__Prompt__:
Using the material that follows, identify and copy each line with the string "buddy".

__Records shown__:
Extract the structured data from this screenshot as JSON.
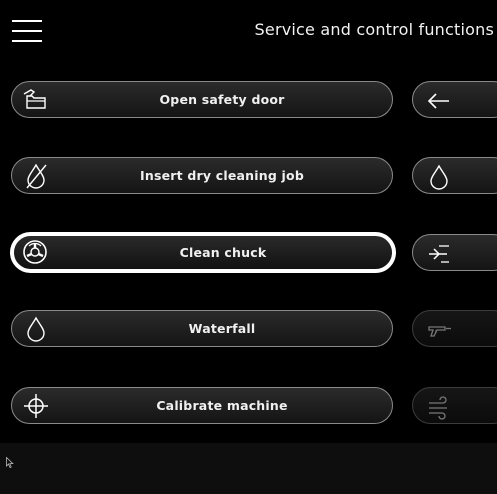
{
  "header": {
    "title": "Service and control functions",
    "menu_icon": "hamburger-menu-icon"
  },
  "functions": [
    {
      "label": "Open safety door",
      "icon": "open-door-icon",
      "active": false
    },
    {
      "label": "Insert dry cleaning job",
      "icon": "no-water-drop-icon",
      "active": false
    },
    {
      "label": "Clean chuck",
      "icon": "chuck-icon",
      "active": true
    },
    {
      "label": "Waterfall",
      "icon": "water-drop-icon",
      "active": false
    },
    {
      "label": "Calibrate machine",
      "icon": "crosshair-icon",
      "active": false
    }
  ],
  "side_functions": [
    {
      "icon": "arrow-left-icon",
      "enabled": true
    },
    {
      "icon": "water-drop-icon",
      "enabled": true
    },
    {
      "icon": "spray-arrows-icon",
      "enabled": true
    },
    {
      "icon": "spray-gun-icon",
      "enabled": false
    },
    {
      "icon": "air-blow-icon",
      "enabled": false
    }
  ],
  "colors": {
    "background": "#000000",
    "pill_border": "#8a8a8a",
    "active_border": "#ffffff",
    "text": "#f0f0f0"
  }
}
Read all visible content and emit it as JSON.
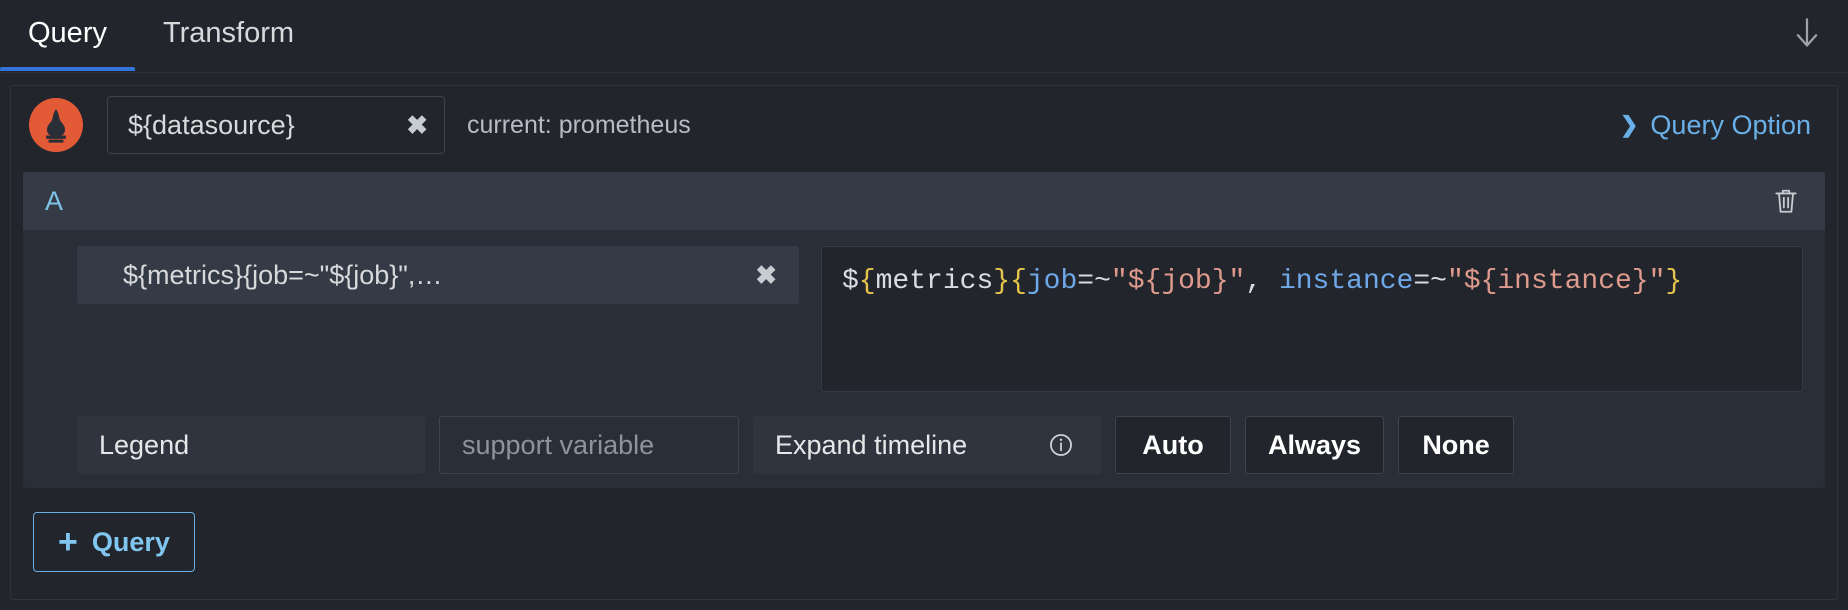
{
  "tabs": [
    {
      "label": "Query",
      "active": true
    },
    {
      "label": "Transform",
      "active": false
    }
  ],
  "header": {
    "download_icon": "download-arrow-icon"
  },
  "datasource": {
    "logo": "prometheus-logo",
    "value": "${datasource}",
    "clear_label": "✖",
    "current_text": "current: prometheus"
  },
  "query_option": {
    "chevron": "❯",
    "label": "Query Option"
  },
  "query": {
    "ref_id": "A",
    "delete_icon": "trash-icon",
    "metric_select": {
      "value": "${metrics}{job=~\"${job}\",…",
      "clear_label": "✖"
    },
    "expression": {
      "full_text": "${metrics}{job=~\"${job}\", instance=~\"${instance}\"}",
      "tokens": [
        {
          "text": "$",
          "type": "var"
        },
        {
          "text": "{",
          "type": "brace"
        },
        {
          "text": "metrics",
          "type": "var"
        },
        {
          "text": "}",
          "type": "brace"
        },
        {
          "text": "{",
          "type": "brace"
        },
        {
          "text": "job",
          "type": "label"
        },
        {
          "text": "=~",
          "type": "op"
        },
        {
          "text": "\"${job}\"",
          "type": "str"
        },
        {
          "text": ", ",
          "type": "punct"
        },
        {
          "text": "instance",
          "type": "label"
        },
        {
          "text": "=~",
          "type": "op"
        },
        {
          "text": "\"${instance}\"",
          "type": "str"
        },
        {
          "text": "}",
          "type": "brace"
        }
      ]
    },
    "legend": {
      "label": "Legend",
      "placeholder": "support variable",
      "value": ""
    },
    "expand_timeline": {
      "label": "Expand timeline",
      "info_icon": "info-circle-icon",
      "options": [
        "Auto",
        "Always",
        "None"
      ]
    }
  },
  "add_query": {
    "plus": "+",
    "label": "Query"
  },
  "colors": {
    "panel_bg": "#22252b",
    "card_bg": "#2a2e38",
    "head_bg": "#343a46",
    "accent_blue": "#3274d9",
    "link_blue": "#6ab0e8",
    "prometheus_orange": "#e35a36",
    "token_brace": "#e3c44a",
    "token_label": "#6fa8e8",
    "token_string": "#dd9a8d"
  }
}
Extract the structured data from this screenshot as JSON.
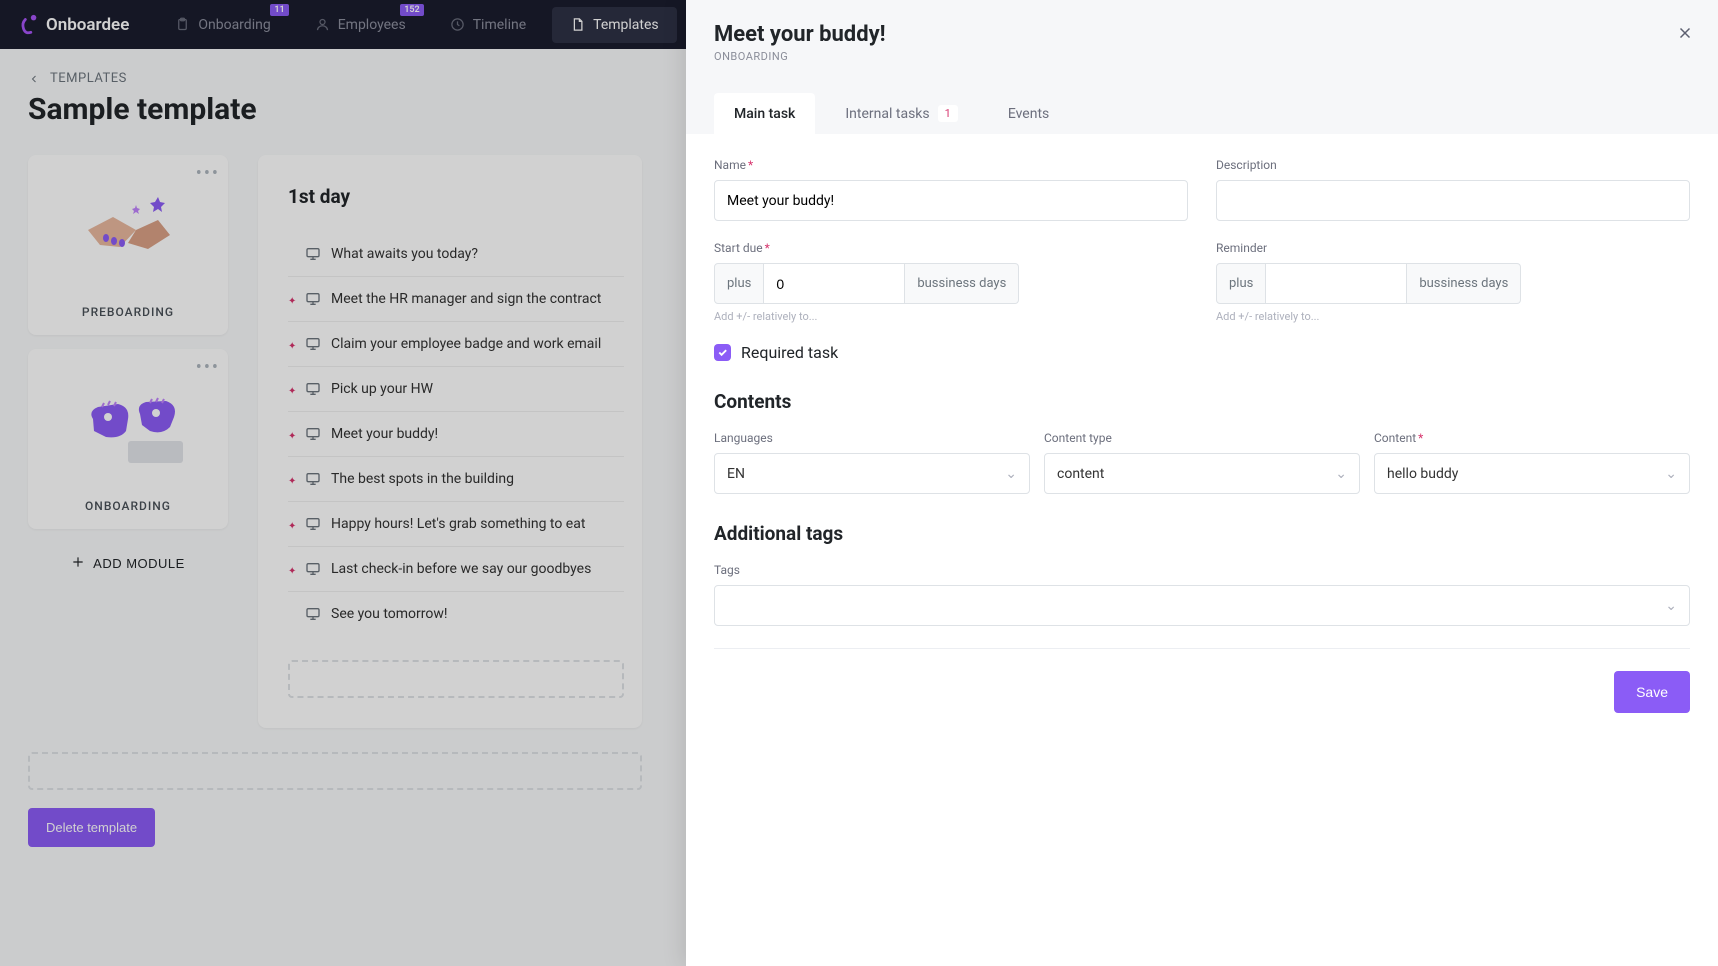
{
  "brand": {
    "name": "Onboardee"
  },
  "nav": {
    "items": [
      {
        "label": "Onboarding",
        "badge": "11"
      },
      {
        "label": "Employees",
        "badge": "152"
      },
      {
        "label": "Timeline",
        "badge": ""
      },
      {
        "label": "Templates",
        "badge": ""
      }
    ]
  },
  "breadcrumb": {
    "back": "TEMPLATES"
  },
  "page": {
    "title": "Sample template"
  },
  "modules": [
    {
      "label": "PREBOARDING"
    },
    {
      "label": "ONBOARDING"
    }
  ],
  "add_module": "ADD MODULE",
  "day": {
    "heading": "1st day"
  },
  "tasks": [
    {
      "text": "What awaits you today?",
      "required": false
    },
    {
      "text": "Meet the HR manager and sign the contract",
      "required": true
    },
    {
      "text": "Claim your employee badge and work email",
      "required": true
    },
    {
      "text": "Pick up your HW",
      "required": true
    },
    {
      "text": "Meet your buddy!",
      "required": true
    },
    {
      "text": "The best spots in the building",
      "required": true
    },
    {
      "text": "Happy hours! Let's grab something to eat",
      "required": true
    },
    {
      "text": "Last check-in before we say our goodbyes",
      "required": true
    },
    {
      "text": "See you tomorrow!",
      "required": false
    }
  ],
  "delete_template": "Delete template",
  "drawer": {
    "title": "Meet your buddy!",
    "subtitle": "ONBOARDING",
    "tabs": [
      {
        "label": "Main task",
        "badge": ""
      },
      {
        "label": "Internal tasks",
        "badge": "1"
      },
      {
        "label": "Events",
        "badge": ""
      }
    ],
    "form": {
      "name_label": "Name",
      "name_value": "Meet your buddy!",
      "desc_label": "Description",
      "desc_value": "",
      "startdue_label": "Start due",
      "startdue_prefix": "plus",
      "startdue_value": "0",
      "startdue_suffix": "bussiness days",
      "startdue_helper": "Add +/- relatively to...",
      "reminder_label": "Reminder",
      "reminder_prefix": "plus",
      "reminder_value": "",
      "reminder_suffix": "bussiness days",
      "reminder_helper": "Add +/- relatively to...",
      "required_label": "Required task",
      "contents_heading": "Contents",
      "languages_label": "Languages",
      "languages_value": "EN",
      "ctype_label": "Content type",
      "ctype_value": "content",
      "content_label": "Content",
      "content_value": "hello buddy",
      "tags_heading": "Additional tags",
      "tags_label": "Tags",
      "save": "Save"
    }
  }
}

__Solution to the problem__:
      "text": "Meet your buddy!",
    "title": "Meet your buddy!",
      "name_value": "Meet your buddy!",
      "content_value": "hello buddy",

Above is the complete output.